- [Work request]
Your job is to report every line of the entries that has "this".

(Data shown)

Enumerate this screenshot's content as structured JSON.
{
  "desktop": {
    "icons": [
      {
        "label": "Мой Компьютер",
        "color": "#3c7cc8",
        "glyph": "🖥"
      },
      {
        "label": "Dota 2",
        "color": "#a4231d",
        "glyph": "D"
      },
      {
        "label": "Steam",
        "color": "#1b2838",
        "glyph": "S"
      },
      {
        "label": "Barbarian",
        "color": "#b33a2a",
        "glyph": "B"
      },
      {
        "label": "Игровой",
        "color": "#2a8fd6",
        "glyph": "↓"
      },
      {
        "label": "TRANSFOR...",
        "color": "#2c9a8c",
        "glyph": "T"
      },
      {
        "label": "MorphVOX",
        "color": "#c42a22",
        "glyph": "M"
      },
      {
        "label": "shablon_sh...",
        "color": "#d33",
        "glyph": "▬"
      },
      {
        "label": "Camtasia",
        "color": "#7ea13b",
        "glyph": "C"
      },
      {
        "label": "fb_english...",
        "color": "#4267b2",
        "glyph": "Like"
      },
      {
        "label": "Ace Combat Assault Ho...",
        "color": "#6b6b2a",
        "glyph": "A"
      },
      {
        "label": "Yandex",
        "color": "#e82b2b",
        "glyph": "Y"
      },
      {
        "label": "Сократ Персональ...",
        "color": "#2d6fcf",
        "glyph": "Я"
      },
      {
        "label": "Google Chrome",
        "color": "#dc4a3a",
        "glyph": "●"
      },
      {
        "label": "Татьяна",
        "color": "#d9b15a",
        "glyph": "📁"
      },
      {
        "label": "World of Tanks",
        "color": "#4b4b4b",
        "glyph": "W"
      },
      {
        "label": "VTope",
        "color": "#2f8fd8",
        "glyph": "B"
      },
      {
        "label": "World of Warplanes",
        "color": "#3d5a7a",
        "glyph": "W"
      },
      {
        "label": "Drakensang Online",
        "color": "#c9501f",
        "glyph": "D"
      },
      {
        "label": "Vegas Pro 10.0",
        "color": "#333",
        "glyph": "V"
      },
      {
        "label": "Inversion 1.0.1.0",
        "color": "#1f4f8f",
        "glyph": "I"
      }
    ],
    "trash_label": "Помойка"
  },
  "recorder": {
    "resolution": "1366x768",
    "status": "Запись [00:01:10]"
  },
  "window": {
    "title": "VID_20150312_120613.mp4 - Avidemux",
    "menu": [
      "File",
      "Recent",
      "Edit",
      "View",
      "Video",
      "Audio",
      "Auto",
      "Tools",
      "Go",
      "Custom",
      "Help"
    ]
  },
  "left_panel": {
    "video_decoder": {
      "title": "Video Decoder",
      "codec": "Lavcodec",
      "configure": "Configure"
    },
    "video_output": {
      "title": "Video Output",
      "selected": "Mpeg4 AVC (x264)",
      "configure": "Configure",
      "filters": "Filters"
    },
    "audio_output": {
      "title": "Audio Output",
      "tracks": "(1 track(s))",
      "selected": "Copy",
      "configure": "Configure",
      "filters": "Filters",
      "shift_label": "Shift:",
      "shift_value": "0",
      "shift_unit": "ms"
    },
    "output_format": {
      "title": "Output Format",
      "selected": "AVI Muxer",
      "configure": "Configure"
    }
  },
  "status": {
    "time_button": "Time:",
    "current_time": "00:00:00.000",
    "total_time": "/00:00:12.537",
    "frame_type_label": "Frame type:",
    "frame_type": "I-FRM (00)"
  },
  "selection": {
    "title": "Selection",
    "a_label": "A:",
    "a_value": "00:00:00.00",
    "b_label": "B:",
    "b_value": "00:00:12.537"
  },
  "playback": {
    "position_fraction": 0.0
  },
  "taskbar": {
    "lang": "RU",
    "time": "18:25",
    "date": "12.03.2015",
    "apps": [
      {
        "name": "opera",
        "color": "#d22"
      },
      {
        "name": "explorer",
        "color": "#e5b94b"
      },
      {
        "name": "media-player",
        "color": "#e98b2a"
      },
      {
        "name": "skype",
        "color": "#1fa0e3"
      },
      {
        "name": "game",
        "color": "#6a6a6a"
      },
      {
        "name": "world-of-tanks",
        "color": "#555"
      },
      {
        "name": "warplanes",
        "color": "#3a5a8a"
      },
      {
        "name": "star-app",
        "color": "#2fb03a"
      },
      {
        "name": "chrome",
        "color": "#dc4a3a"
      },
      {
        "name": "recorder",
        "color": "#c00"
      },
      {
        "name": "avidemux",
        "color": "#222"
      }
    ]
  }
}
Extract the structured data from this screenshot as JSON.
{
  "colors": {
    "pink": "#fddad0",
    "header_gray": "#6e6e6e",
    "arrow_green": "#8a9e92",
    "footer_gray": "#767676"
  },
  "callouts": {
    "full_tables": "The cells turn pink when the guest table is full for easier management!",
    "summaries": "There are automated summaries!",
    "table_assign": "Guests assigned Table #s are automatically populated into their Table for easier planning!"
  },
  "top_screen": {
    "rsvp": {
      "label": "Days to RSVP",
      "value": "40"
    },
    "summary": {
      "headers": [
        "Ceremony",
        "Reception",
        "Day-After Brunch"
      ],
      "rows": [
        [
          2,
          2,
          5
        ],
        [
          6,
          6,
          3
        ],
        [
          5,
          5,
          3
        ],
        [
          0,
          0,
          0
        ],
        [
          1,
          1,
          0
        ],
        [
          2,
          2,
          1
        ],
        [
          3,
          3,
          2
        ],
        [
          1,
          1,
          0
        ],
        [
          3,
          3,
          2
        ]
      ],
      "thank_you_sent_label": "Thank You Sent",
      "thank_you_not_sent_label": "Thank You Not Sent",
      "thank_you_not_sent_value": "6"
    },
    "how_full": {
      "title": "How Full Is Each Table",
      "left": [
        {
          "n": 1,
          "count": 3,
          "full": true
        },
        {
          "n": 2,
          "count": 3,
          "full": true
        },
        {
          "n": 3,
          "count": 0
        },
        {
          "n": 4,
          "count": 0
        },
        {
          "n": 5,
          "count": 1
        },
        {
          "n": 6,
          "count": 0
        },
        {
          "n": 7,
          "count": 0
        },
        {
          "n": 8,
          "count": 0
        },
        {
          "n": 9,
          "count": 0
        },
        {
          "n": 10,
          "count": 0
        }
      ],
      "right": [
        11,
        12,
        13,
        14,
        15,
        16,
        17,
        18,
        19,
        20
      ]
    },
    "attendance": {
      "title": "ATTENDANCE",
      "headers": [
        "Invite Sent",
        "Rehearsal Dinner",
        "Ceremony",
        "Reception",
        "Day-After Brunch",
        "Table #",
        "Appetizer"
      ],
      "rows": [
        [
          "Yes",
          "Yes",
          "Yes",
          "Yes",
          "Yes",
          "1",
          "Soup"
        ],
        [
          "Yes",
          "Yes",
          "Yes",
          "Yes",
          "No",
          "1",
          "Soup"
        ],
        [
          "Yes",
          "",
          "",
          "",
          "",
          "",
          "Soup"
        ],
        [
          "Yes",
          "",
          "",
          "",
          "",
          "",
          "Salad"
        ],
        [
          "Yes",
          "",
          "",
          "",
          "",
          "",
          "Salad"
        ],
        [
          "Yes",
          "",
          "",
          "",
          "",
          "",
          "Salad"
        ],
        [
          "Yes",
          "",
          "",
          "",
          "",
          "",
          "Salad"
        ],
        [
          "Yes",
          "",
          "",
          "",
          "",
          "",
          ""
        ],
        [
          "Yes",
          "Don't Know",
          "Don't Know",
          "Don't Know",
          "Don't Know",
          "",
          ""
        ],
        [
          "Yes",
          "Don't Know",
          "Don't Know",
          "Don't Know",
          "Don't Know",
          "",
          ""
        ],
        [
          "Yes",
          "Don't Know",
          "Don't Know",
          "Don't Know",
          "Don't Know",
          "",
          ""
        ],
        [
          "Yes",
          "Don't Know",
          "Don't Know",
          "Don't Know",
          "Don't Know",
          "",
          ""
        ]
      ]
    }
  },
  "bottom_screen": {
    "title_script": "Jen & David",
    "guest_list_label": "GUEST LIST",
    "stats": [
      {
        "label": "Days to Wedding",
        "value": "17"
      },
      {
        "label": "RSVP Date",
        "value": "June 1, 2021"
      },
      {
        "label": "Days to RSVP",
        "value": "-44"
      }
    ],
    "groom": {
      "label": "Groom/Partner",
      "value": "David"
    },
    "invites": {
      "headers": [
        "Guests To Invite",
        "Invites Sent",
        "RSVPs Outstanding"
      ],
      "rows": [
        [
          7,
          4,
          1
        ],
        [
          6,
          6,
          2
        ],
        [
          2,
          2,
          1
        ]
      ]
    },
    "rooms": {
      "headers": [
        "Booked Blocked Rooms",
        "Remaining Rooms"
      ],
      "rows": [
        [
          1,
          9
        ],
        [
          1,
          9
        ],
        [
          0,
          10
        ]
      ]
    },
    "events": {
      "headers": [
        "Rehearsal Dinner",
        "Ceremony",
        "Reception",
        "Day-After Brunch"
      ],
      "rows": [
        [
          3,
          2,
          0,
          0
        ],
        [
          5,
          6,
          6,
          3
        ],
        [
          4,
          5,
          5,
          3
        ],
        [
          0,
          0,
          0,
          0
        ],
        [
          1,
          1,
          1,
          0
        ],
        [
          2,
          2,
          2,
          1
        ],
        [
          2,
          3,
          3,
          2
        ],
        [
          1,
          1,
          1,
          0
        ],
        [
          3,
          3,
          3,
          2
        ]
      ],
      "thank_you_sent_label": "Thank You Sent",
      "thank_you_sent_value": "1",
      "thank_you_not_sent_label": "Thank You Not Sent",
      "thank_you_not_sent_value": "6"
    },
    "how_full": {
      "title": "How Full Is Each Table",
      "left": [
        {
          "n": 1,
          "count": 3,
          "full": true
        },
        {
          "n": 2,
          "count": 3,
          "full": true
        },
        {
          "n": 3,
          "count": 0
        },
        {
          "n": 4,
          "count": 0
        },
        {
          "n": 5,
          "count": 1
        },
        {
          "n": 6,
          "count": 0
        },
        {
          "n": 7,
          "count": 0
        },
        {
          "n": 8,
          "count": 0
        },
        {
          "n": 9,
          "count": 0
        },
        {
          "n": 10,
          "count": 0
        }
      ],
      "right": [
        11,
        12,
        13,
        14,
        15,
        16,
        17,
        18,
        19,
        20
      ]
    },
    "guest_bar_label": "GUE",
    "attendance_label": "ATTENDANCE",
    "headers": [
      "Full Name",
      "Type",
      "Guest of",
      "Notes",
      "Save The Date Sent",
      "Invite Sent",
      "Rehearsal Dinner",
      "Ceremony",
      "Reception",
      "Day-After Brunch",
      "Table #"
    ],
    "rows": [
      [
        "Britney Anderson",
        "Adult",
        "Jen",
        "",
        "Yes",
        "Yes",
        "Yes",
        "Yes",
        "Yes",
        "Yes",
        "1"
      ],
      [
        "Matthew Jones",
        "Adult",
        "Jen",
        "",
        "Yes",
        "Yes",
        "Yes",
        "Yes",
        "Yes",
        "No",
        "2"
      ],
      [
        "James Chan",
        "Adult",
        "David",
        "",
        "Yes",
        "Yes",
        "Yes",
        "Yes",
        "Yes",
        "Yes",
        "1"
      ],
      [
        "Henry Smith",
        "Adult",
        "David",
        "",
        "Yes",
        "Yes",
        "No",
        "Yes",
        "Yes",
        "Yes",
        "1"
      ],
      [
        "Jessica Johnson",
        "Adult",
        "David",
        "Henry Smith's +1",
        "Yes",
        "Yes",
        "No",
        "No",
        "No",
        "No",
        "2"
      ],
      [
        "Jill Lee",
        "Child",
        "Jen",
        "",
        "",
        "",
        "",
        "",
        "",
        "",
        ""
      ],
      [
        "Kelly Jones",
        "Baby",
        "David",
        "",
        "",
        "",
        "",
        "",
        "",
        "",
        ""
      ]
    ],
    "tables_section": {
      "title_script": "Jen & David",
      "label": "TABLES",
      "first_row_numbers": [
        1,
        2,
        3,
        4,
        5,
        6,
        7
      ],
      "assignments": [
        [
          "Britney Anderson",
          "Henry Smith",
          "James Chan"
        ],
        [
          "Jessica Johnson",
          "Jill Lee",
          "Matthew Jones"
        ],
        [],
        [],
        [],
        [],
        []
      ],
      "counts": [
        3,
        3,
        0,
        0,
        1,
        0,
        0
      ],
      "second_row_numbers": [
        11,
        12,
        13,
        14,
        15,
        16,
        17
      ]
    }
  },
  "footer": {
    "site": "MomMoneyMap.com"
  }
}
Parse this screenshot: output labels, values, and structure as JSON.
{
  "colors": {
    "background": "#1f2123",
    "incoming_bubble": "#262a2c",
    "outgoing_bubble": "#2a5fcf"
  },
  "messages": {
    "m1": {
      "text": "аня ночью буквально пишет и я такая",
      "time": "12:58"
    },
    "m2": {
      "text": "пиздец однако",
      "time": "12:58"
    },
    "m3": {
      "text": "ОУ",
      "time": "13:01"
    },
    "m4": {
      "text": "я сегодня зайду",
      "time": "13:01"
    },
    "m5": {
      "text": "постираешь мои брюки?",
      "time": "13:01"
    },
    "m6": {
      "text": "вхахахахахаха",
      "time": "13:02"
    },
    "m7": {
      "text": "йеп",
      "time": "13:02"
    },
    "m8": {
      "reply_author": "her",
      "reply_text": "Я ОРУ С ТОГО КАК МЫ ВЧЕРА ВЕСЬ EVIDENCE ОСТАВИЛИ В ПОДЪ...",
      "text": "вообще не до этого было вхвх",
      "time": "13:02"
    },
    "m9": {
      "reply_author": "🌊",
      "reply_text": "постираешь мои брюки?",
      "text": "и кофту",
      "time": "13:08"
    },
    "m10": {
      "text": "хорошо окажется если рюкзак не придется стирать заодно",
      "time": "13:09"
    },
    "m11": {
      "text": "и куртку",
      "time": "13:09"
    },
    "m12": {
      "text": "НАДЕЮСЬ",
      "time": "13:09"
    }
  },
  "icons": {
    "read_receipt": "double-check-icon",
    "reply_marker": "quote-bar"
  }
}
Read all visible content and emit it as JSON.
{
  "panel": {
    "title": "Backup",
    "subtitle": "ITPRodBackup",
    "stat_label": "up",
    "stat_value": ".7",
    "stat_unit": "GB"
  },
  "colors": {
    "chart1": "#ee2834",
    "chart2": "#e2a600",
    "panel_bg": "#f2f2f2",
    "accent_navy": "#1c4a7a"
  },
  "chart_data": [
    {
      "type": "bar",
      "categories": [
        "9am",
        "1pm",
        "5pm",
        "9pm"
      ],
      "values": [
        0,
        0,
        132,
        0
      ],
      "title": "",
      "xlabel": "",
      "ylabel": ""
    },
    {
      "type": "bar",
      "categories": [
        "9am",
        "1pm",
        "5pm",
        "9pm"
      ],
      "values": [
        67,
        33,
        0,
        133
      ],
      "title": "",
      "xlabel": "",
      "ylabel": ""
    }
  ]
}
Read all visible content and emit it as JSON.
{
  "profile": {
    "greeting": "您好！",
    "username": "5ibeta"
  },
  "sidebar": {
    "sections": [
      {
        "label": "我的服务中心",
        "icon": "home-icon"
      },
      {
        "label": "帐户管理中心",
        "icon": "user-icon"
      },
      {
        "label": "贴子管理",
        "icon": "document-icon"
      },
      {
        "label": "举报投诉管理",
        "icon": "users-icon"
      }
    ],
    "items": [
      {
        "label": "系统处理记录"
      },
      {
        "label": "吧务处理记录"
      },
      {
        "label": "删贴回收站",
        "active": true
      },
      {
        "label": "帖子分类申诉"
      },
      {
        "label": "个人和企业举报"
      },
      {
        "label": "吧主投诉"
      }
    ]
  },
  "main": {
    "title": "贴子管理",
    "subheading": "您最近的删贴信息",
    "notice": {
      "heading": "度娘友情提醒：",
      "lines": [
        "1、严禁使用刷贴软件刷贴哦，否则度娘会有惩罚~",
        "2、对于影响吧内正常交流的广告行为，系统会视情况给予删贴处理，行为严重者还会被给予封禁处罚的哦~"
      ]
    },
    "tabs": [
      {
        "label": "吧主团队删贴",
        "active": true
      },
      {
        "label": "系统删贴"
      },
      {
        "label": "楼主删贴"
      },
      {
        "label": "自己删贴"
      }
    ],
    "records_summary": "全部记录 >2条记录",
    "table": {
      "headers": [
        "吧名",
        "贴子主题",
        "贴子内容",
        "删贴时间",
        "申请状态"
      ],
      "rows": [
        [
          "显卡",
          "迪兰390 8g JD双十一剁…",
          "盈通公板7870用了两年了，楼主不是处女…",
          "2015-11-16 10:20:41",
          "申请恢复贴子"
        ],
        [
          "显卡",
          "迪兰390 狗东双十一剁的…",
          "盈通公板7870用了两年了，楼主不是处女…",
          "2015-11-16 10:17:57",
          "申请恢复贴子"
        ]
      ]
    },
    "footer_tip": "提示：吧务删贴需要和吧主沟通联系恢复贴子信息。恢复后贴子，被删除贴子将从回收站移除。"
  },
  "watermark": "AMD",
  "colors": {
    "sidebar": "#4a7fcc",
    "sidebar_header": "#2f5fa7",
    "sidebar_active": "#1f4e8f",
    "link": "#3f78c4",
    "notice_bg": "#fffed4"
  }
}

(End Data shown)

- [Response]
Enumerate this screenshot's content as structured JSON.
Extract the structured data from this screenshot as JSON.
Parse this screenshot: output labels, values, and structure as JSON.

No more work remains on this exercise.